**What you have to do**
Your output must consist of the records printed verbatim, with the pictures excluded.
*** Records shown ***
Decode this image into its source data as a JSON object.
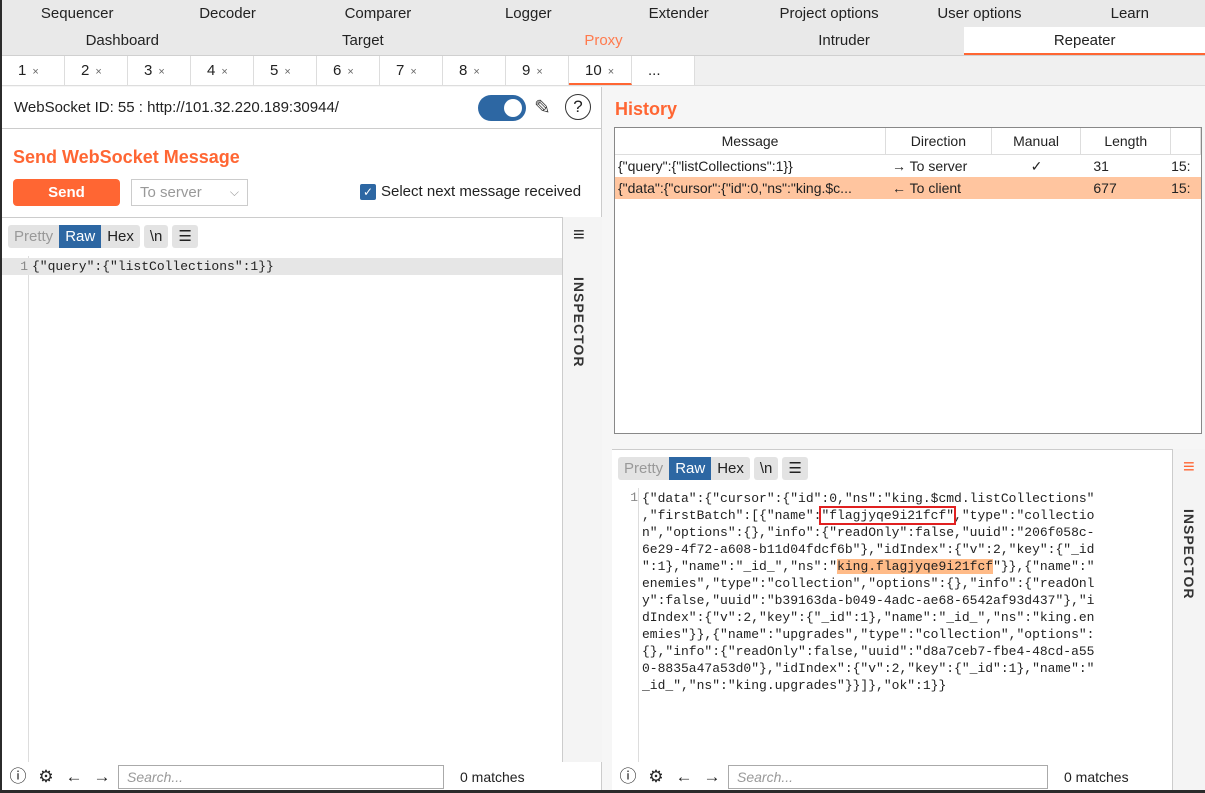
{
  "nav": {
    "row1": [
      "Sequencer",
      "Decoder",
      "Comparer",
      "Logger",
      "Extender",
      "Project options",
      "User options",
      "Learn"
    ],
    "row2": [
      "Dashboard",
      "Target",
      "Proxy",
      "Intruder",
      "Repeater"
    ]
  },
  "tabs": [
    "1",
    "2",
    "3",
    "4",
    "5",
    "6",
    "7",
    "8",
    "9",
    "10",
    "..."
  ],
  "active_tab": "10",
  "websocket": {
    "label": "WebSocket ID: 55 : http://101.32.220.189:30944/",
    "intercept_on": true
  },
  "send": {
    "title": "Send WebSocket Message",
    "button": "Send",
    "direction": "To server",
    "select_next_label": "Select next message received",
    "select_next_checked": true
  },
  "format": {
    "pretty": "Pretty",
    "raw": "Raw",
    "hex": "Hex",
    "newline": "\\n",
    "selected": "Raw"
  },
  "request": {
    "lines": [
      "{\"query\":{\"listCollections\":1}}"
    ]
  },
  "inspector": "INSPECTOR",
  "history": {
    "title": "History",
    "columns": [
      "Message",
      "Direction",
      "Manual",
      "Length",
      ""
    ],
    "rows": [
      {
        "message": "{\"query\":{\"listCollections\":1}}",
        "direction": "→ To server",
        "manual": "✓",
        "length": "31",
        "time": "15:"
      },
      {
        "message": "{\"data\":{\"cursor\":{\"id\":0,\"ns\":\"king.$c...",
        "direction": "← To client",
        "manual": "",
        "length": "677",
        "time": "15:"
      }
    ]
  },
  "response": {
    "lines": [
      "{\"data\":{\"cursor\":{\"id\":0,\"ns\":\"king.$cmd.listCollections\"",
      ",\"firstBatch\":[{\"name\":\"flagjyqe9i21fcf\",\"type\":\"collectio",
      "n\",\"options\":{},\"info\":{\"readOnly\":false,\"uuid\":\"206f058c-",
      "6e29-4f72-a608-b11d04fdcf6b\"},\"idIndex\":{\"v\":2,\"key\":{\"_id",
      "\":1},\"name\":\"_id_\",\"ns\":\"king.flagjyqe9i21fcf\"}},{\"name\":\"",
      "enemies\",\"type\":\"collection\",\"options\":{},\"info\":{\"readOnl",
      "y\":false,\"uuid\":\"b39163da-b049-4adc-ae68-6542af93d437\"},\"i",
      "dIndex\":{\"v\":2,\"key\":{\"_id\":1},\"name\":\"_id_\",\"ns\":\"king.en",
      "emies\"}},{\"name\":\"upgrades\",\"type\":\"collection\",\"options\":",
      "{},\"info\":{\"readOnly\":false,\"uuid\":\"d8a7ceb7-fbe4-48cd-a55",
      "0-8835a47a53d0\"},\"idIndex\":{\"v\":2,\"key\":{\"_id\":1},\"name\":\"",
      "_id_\",\"ns\":\"king.upgrades\"}}]},\"ok\":1}}"
    ],
    "boxed": "\"flagjyqe9i21fcf\"",
    "highlighted": "king.flagjyqe9i21fcf"
  },
  "search": {
    "placeholder": "Search...",
    "matches_left": "0 matches",
    "matches_right": "0 matches"
  },
  "colors": {
    "accent": "#ff6633",
    "selected_row": "#ffc59f",
    "blue": "#2d67a3"
  }
}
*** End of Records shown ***
**Response**
Decode this image into its source data as a JSON object.
{
  "nav": {
    "row1": [
      "Sequencer",
      "Decoder",
      "Comparer",
      "Logger",
      "Extender",
      "Project options",
      "User options",
      "Learn"
    ],
    "row2": [
      "Dashboard",
      "Target",
      "Proxy",
      "Intruder",
      "Repeater"
    ]
  },
  "tabs": [
    "1",
    "2",
    "3",
    "4",
    "5",
    "6",
    "7",
    "8",
    "9",
    "10",
    "..."
  ],
  "active_tab": "10",
  "websocket": {
    "label": "WebSocket ID: 55 : http://101.32.220.189:30944/",
    "intercept_on": true
  },
  "send": {
    "title": "Send WebSocket Message",
    "button": "Send",
    "direction": "To server",
    "select_next_label": "Select next message received",
    "select_next_checked": true
  },
  "format": {
    "pretty": "Pretty",
    "raw": "Raw",
    "hex": "Hex",
    "newline": "\\n",
    "selected": "Raw"
  },
  "request": {
    "lines": [
      "{\"query\":{\"listCollections\":1}}"
    ]
  },
  "inspector": "INSPECTOR",
  "history": {
    "title": "History",
    "columns": [
      "Message",
      "Direction",
      "Manual",
      "Length",
      ""
    ],
    "rows": [
      {
        "message": "{\"query\":{\"listCollections\":1}}",
        "direction": "→ To server",
        "manual": "✓",
        "length": "31",
        "time": "15:"
      },
      {
        "message": "{\"data\":{\"cursor\":{\"id\":0,\"ns\":\"king.$c...",
        "direction": "← To client",
        "manual": "",
        "length": "677",
        "time": "15:"
      }
    ]
  },
  "response": {
    "lines": [
      "{\"data\":{\"cursor\":{\"id\":0,\"ns\":\"king.$cmd.listCollections\"",
      ",\"firstBatch\":[{\"name\":\"flagjyqe9i21fcf\",\"type\":\"collectio",
      "n\",\"options\":{},\"info\":{\"readOnly\":false,\"uuid\":\"206f058c-",
      "6e29-4f72-a608-b11d04fdcf6b\"},\"idIndex\":{\"v\":2,\"key\":{\"_id",
      "\":1},\"name\":\"_id_\",\"ns\":\"king.flagjyqe9i21fcf\"}},{\"name\":\"",
      "enemies\",\"type\":\"collection\",\"options\":{},\"info\":{\"readOnl",
      "y\":false,\"uuid\":\"b39163da-b049-4adc-ae68-6542af93d437\"},\"i",
      "dIndex\":{\"v\":2,\"key\":{\"_id\":1},\"name\":\"_id_\",\"ns\":\"king.en",
      "emies\"}},{\"name\":\"upgrades\",\"type\":\"collection\",\"options\":",
      "{},\"info\":{\"readOnly\":false,\"uuid\":\"d8a7ceb7-fbe4-48cd-a55",
      "0-8835a47a53d0\"},\"idIndex\":{\"v\":2,\"key\":{\"_id\":1},\"name\":\"",
      "_id_\",\"ns\":\"king.upgrades\"}}]},\"ok\":1}}"
    ],
    "boxed": "\"flagjyqe9i21fcf\"",
    "highlighted": "king.flagjyqe9i21fcf"
  },
  "search": {
    "placeholder": "Search...",
    "matches_left": "0 matches",
    "matches_right": "0 matches"
  },
  "colors": {
    "accent": "#ff6633",
    "selected_row": "#ffc59f",
    "blue": "#2d67a3"
  }
}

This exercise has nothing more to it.